That’s not why I’m writing this for you, though. There are lots of wonderful materials that can help you in your first few minutes, days and weeks in the special needs parenting club. For now I’m not going to bother with that. Let’s just take a step back from the “what do I do now.” You are going to figure that out. That will come as it comes, and you’re going to do your best. That’s just how it is.
What I want to know is, have you wondered what autism feels like to your child?
What about how it feels like to an anxious little boy, one who only a year ago was nonverbal? I have. When I can stop planning, calling, scheduling (doctor’s, therapists, support coordinators, teachers, pharmacies, you name it), I stop and think. How are they really feeling? Are they as overwhelmed right now as I feel?
Today started out as one of the bad ones. You’ll hear about these; our kids have ups and downs, good days and bad days. He had meltdowns before school, his first meltdown during school, and even one with his favorite therapist. After his second therapy, his wonderful speech therapist came out to have the summary talk.
Let me just take a step back and say my son was barely talking at this time last year. He now does speech at home and school , and works on things like disfluent speech (stuttering because the words come out faster than he can manage), pronouns (he versus she) and increasing his sentence length. He is a smart boy, but he goes into his own place sometimes. She told me she knew he was having a hard time today, so she played a game. What makes me mad or sad? She went first and they had to take turns (to work on conversation skills, too). These are the four things he told her:
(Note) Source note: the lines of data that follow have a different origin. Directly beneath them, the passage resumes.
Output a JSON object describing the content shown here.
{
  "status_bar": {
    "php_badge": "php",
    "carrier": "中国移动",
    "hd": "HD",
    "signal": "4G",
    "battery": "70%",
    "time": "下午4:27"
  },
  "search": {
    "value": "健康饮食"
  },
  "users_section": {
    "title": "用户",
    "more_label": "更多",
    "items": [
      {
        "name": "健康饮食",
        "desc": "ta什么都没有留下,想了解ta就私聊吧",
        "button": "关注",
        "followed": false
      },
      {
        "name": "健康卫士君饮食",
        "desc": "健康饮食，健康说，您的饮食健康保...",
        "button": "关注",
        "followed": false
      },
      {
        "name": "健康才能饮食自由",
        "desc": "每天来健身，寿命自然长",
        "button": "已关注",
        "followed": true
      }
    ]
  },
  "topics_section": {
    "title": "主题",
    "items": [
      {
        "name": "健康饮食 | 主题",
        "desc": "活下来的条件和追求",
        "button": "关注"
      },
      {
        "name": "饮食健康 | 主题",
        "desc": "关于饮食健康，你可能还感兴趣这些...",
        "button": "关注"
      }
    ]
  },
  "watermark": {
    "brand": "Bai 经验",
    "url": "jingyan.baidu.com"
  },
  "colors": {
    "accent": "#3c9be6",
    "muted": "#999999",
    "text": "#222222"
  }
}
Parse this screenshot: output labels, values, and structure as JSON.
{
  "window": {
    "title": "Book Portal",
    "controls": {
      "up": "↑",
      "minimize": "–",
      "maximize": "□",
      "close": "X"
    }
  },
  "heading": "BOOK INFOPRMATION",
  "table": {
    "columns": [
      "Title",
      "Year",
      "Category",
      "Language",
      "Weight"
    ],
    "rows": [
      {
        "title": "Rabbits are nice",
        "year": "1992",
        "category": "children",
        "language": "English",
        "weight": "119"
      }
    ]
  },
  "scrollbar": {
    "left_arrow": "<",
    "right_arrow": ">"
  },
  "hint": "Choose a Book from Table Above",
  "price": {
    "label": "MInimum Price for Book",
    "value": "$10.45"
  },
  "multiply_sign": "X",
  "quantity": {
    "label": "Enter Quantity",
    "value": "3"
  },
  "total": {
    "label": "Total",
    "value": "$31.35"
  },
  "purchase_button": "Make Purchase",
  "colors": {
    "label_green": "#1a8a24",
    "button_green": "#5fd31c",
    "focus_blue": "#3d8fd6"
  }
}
Sometimes I get mad when “sun gets in my eyes. It hurts. It’s too much.”
Sometimes I get mad when “it’s too loud. Noises hurt my ears. I don’t like it.”
Sometimes I get mad when “Mandy and Steph (his habilitators) make me do things that are too hard.”
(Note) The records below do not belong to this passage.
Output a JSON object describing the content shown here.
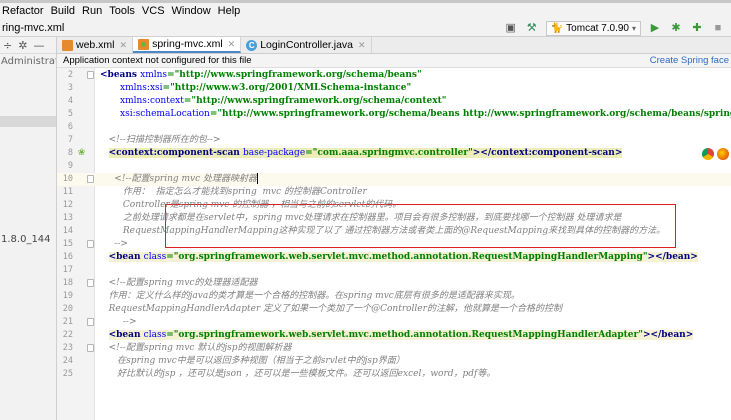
{
  "menu": [
    "Refactor",
    "Build",
    "Run",
    "Tools",
    "VCS",
    "Window",
    "Help"
  ],
  "breadcrumb": "ring-mvc.xml",
  "toolbar": {
    "run_config": "Tomcat 7.0.90"
  },
  "project": {
    "path": "Administrator\\Ic",
    "jdk": "1.8.0_144"
  },
  "tabs": [
    {
      "label": "web.xml",
      "icon": "xml-file-icon"
    },
    {
      "label": "spring-mvc.xml",
      "icon": "spring-xml-icon",
      "active": true
    },
    {
      "label": "LoginController.java",
      "icon": "java-class-icon"
    }
  ],
  "notification": {
    "message": "Application context not configured for this file",
    "action": "Create Spring face"
  },
  "editor": {
    "lines": [
      {
        "n": "2",
        "seg": [
          [
            "<beans ",
            "tag"
          ],
          [
            "xmlns",
            "attr"
          ],
          [
            "=\"http://www.springframework.org/schema/beans\"",
            "val"
          ]
        ]
      },
      {
        "n": "3",
        "seg": [
          [
            "       xmlns:xsi",
            "attr"
          ],
          [
            "=\"http://www.w3.org/2001/XMLSchema-instance\"",
            "val"
          ]
        ]
      },
      {
        "n": "4",
        "seg": [
          [
            "       xmlns:context",
            "attr"
          ],
          [
            "=\"http://www.springframework.org/schema/context\"",
            "val"
          ]
        ]
      },
      {
        "n": "5",
        "seg": [
          [
            "       xsi:schemaLocation",
            "attr"
          ],
          [
            "=\"http://www.springframework.org/schema/beans http://www.springframework.org/schema/beans/spring-beans.xs",
            "val"
          ]
        ]
      },
      {
        "n": "6",
        "seg": []
      },
      {
        "n": "7",
        "seg": [
          [
            "   <!--扫描控制器所在的包-->",
            "cmt"
          ]
        ]
      },
      {
        "n": "8",
        "seg": [
          [
            "   ",
            ""
          ],
          [
            "<context:component-scan ",
            "tag bgy"
          ],
          [
            "base-package",
            "attr bgy"
          ],
          [
            "=\"com.aaa.springmvc.controller\"",
            "val bgy"
          ],
          [
            "></context:component-scan>",
            "tag bgy"
          ]
        ]
      },
      {
        "n": "9",
        "seg": []
      },
      {
        "n": "10",
        "seg": [
          [
            "     <!--配置spring mvc 处理器映射器",
            "cmt"
          ]
        ]
      },
      {
        "n": "11",
        "seg": [
          [
            "        作用：  指定怎么才能找到spring  mvc 的控制器Controller",
            "cmt"
          ]
        ]
      },
      {
        "n": "12",
        "seg": [
          [
            "        Controller是spring mvc 的控制器 ，相当与之前的servlet的代码。",
            "cmt"
          ]
        ]
      },
      {
        "n": "13",
        "seg": [
          [
            "        之前处理请求都是在servlet中，spring mvc处理请求在控制器里。项目会有很多控制器，到底要找哪一个控制器 处理请求是",
            "cmt"
          ]
        ]
      },
      {
        "n": "14",
        "seg": [
          [
            "        RequestMappingHandlerMapping这种实现了以了 通过控制器方法或者类上面的@RequestMapping来找到具体的控制器的方法。",
            "cmt"
          ]
        ]
      },
      {
        "n": "15",
        "seg": [
          [
            "     -->",
            "cmt"
          ]
        ]
      },
      {
        "n": "16",
        "seg": [
          [
            "   ",
            ""
          ],
          [
            "<bean ",
            "tag hl"
          ],
          [
            "class",
            "attr hl"
          ],
          [
            "=\"org.springframework.web.servlet.mvc.method.annotation.RequestMappingHandlerMapping\"",
            "val hl"
          ],
          [
            "></bean>",
            "tag hl"
          ]
        ]
      },
      {
        "n": "17",
        "seg": []
      },
      {
        "n": "18",
        "seg": [
          [
            "   <!--配置spring mvc的处理器适配器",
            "cmt"
          ]
        ]
      },
      {
        "n": "19",
        "seg": [
          [
            "   作用：定义什么样的java的类才算是一个合格的控制器。在spring mvc底层有很多的是适配器来实现。",
            "cmt"
          ]
        ]
      },
      {
        "n": "20",
        "seg": [
          [
            "   RequestMappingHandlerAdapter 定义了如果一个类加了一个@Controller的注解，他就算是一个合格的控制",
            "cmt"
          ]
        ]
      },
      {
        "n": "21",
        "seg": [
          [
            "        -->",
            "cmt"
          ]
        ]
      },
      {
        "n": "22",
        "seg": [
          [
            "   ",
            ""
          ],
          [
            "<bean ",
            "tag hl"
          ],
          [
            "class",
            "attr hl"
          ],
          [
            "=\"org.springframework.web.servlet.mvc.method.annotation.RequestMappingHandlerAdapter\"",
            "val hl"
          ],
          [
            "></bean>",
            "tag hl"
          ]
        ]
      },
      {
        "n": "23",
        "seg": [
          [
            "   <!--配置spring mvc 默认的jsp的视图解析器",
            "cmt"
          ]
        ]
      },
      {
        "n": "24",
        "seg": [
          [
            "      在spring mvc中是可以返回多种视图（相当于之前srvlet中的jsp界面）",
            "cmt"
          ]
        ]
      },
      {
        "n": "25",
        "seg": [
          [
            "      好比默认的jsp ，还可以是json ，还可以是一些模板文件。还可以返回excel，word，pdf等。",
            "cmt"
          ]
        ]
      }
    ]
  },
  "colors": {
    "tag": "#000080",
    "attribute": "#0000ff",
    "value": "#008000",
    "comment": "#808080",
    "annotation_box": "#e02020",
    "tab_underline": "#4a88c7",
    "link": "#2d6bc2"
  }
}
Sometimes I get sad when “Boy (from his school). He’s not nice when he doesn’t listen (Listen to what). That he’s my friend. To stop being mean.”
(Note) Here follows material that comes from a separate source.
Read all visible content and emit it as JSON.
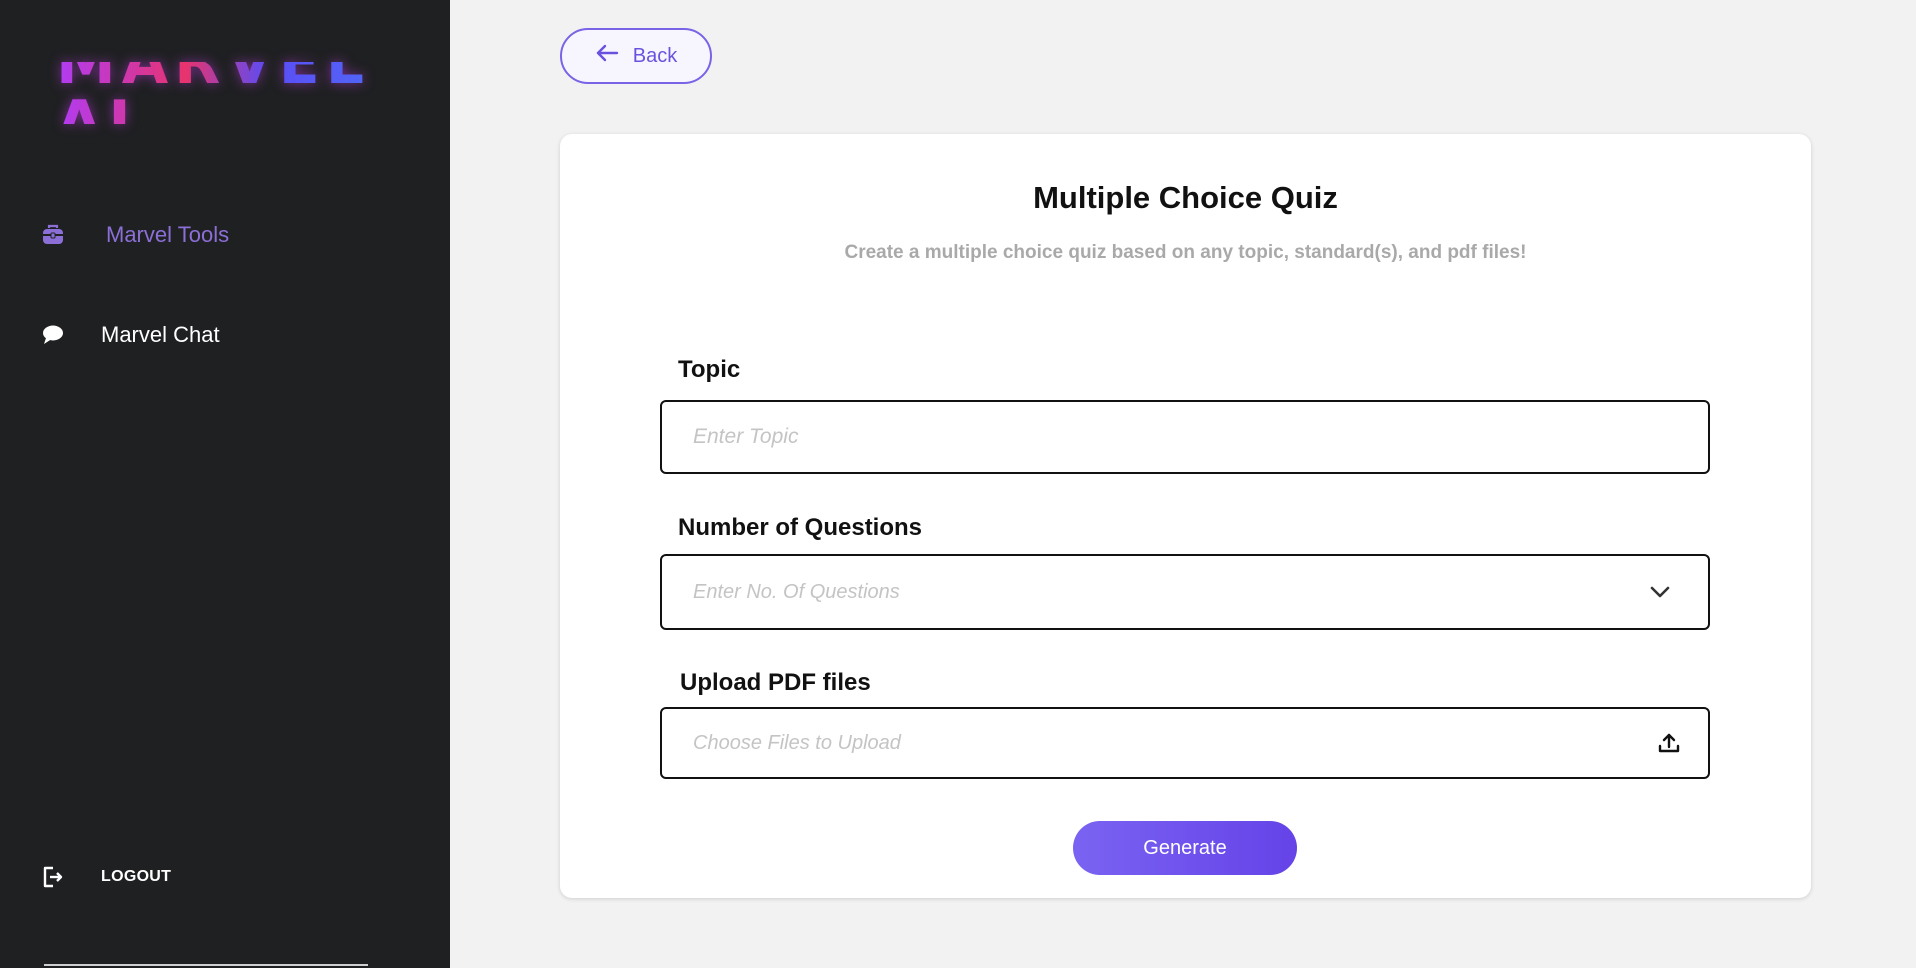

You may think, wow, that’s sad. Yes, I wish everything was perfect and my son couldn’t name anything that made him mad or sad. But you know what, I’ll take him being able to express his feelings. Mad and sad are two prominent feelings in our house between both of our boys. There was a time not that long ago that he had hour-long sensory meltdowns because he couldn’t tell me what was wrong. I learned to read him when he couldn’t express anything. You will, too.
You know what, though, he pretty much hit the nail on the head. A boy who only a year ago could say just a few words told a non-family member how he feels. And it’s a pretty good summary if you ask me. His senses feel out of whack, he’s overwhelmed, he doesn’t always like learning new things that are hard and he is having a hard time with peers.
So new parents, please take a step back from the running around, scrambling to do this or that. We all know we have to do these things to get the help they need, but there’s another side you need to remember. Think about how your child is feeling. Ask them.